The Missing Link


The Missing Link

by Vern S. Wertz, MPS

In their efforts to study and understand 
natural phenomena scientists try to de-
velop a logical sequence or chain of data 
that will lead to an orderly and rational 
explanation of the events observed. All 
too often even the finest of researchers 
discovers that the ruthless hand of his 
own ignorance has left him with a chain 
of evidence with unexplained gaps-- 
missing links! With intuitive reasoning 
the experienced scientist uses the gaps to 
point towards the next area of research.
If we place Freemasonry under the 
scientist's microscope of critical exami-
nation for an analysis of her past and 
present, we discover some missing links 
in a chain that ought to be complete, 
harmonious and unbroken.
Perhaps, the most obvious of these mis-
sing links is the one known as leadership. 
Even a cursory examination of the many 
bodies of our rite reveals a dearth of 
leadership or worse an excess of negative 
leadership as typified by those who seem 
to revel in prattling about all the prob-
lems that foretell the imminent demise of 
Freemasonry.
Why is this? One explanation would be 
that too many of our brethren who have 
been elected to a position of leadership 
erroneously believe that they are not now 
and can never be a leader. They mis-
takenly assume that leadership is some 
sort of accident of birth and a product of 
a mysterious aura known as charisma. 
Ridiculous!
Leadership is the result of using very 
specific "tools, " a concept Mason~ 
should be intimately familiar with in 
both a figurative and a literal sense. 
Every Mason has a life work and in that 
work he used the "tools of the trade." 
Those tools can range from the surgeons 
scalpel to the carpenters hammer. In 
every case he had to learn during some
kind of apprenticeship the most effective 
way to use them. Masonry is no differ-
ent! We struggle all our life to learn the 
best use of the working tools of Freema-
sonry. Furthermore, in every body of our 
great fraternity a brother is expected to
serve in a line that allows him time to 
master the skills of leadership. And that 
may be where we get into trouble as there 
seems to be little evidence of such 
mastery.
Fortunately, having identified leader-
ship as a missing link it requires no great 
intuitive leap of the mind to determine 
the next appropriate procedure. The ob-
vious next step is to present our brethren 
with the tools of leadership and to teach 
them their uses.
Perhaps a brief discussion of some of 
these tools will indicate what we are mis-
sing and how easy it would be to reforge 
one of the vital links in the chain of 
Freemasonry through their use.
A successful leader will always identify 
and then make use of the skills and tal-
ents of the members of his group. This is 
another way of saying you can't do it all 
yourself and if you try you are the road 
to failure. Everyone enjoys contributing 
to the success of the group and almost 
everyone will lend a hand when asked; 
but the greatest joy, the greatest sense of 
accomplishment comes from utilizing 
skills that have been developed over a life 
time. In other words a leader really must 
find ways to let his brethren "show off"
their talents in service to the Craft.
A successful leader will always deter-
mine the needs of his group. By one 
definition a leader helps a group estab-
lish goals, and then keeps them together 
while they achieve those goals. How one
could do this without some under-
standing of the desires and needs of the 
membership is difficult to imagine. After 
all, Masonry is a people organization; 
everything we do is about people. There-
fore, a leader must produce programs 
that meet the real needs of his brethren.
A successful leader will always share 
that leadership. Once again, you can't do 
it all yourself, and there are at least two 
good reasons for not trying. First, one of 
the principal duties of a leader is to train 
his successors by giving them the oppor-
tunity to test themselves and develop 
their own leadership abilities. Remem-
ber the reason for serving several years 
in a line? Second, a major goal of a leader 
is to involve his brethren in ways that will 
give them a sense of value and achieve-
ment. In simplest of terms a leader must 
provide ways for his brethren to be suc-
cessful; then, and only then, will he too 
be a success.

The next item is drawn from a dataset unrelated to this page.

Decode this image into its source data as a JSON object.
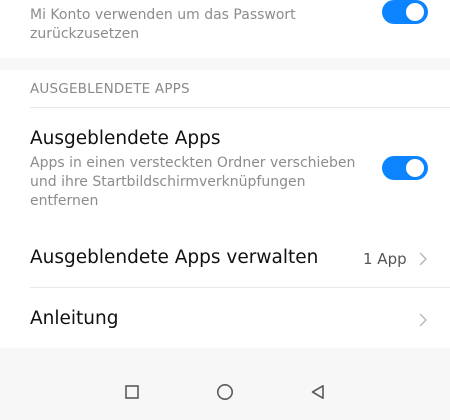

A successful leader will always insure 
that members have the opportunity to 
learn and grow. Masonry can be, should 
be one of the greatest institutions of 
learning on this planet because the qu-
ality and the quantity of the lessons it 
teaches are simply remarkable. A leader 
who does not see to the Masonic educa-
tion of his brethren has cheated, 
wronged, and defrauded them of some-
thing of inestimable value.

A successful leader will always carry 
out an evaluation of every activity. It is 
absolutely necessary to answer questions
like: Are we on schedule? Why did this 
work? Why did this fail? What needs to 
be changed? Evaluation is critical be-
cause it is how a leader avoids repeating 
the same mistakes over and over.
There are a number of other tools of 
leadership that could be discussed, all of 
importance; but, hopefully, the point has 
been made that leadership can be 
learned.
Masonry offers many opportunities to 
its votaries, not the least of which is pre-
siding in the East. To do this well does 
not require greatness, only the proper 
application of the useful tools of leader-
ship.


The Philalethes, April 1992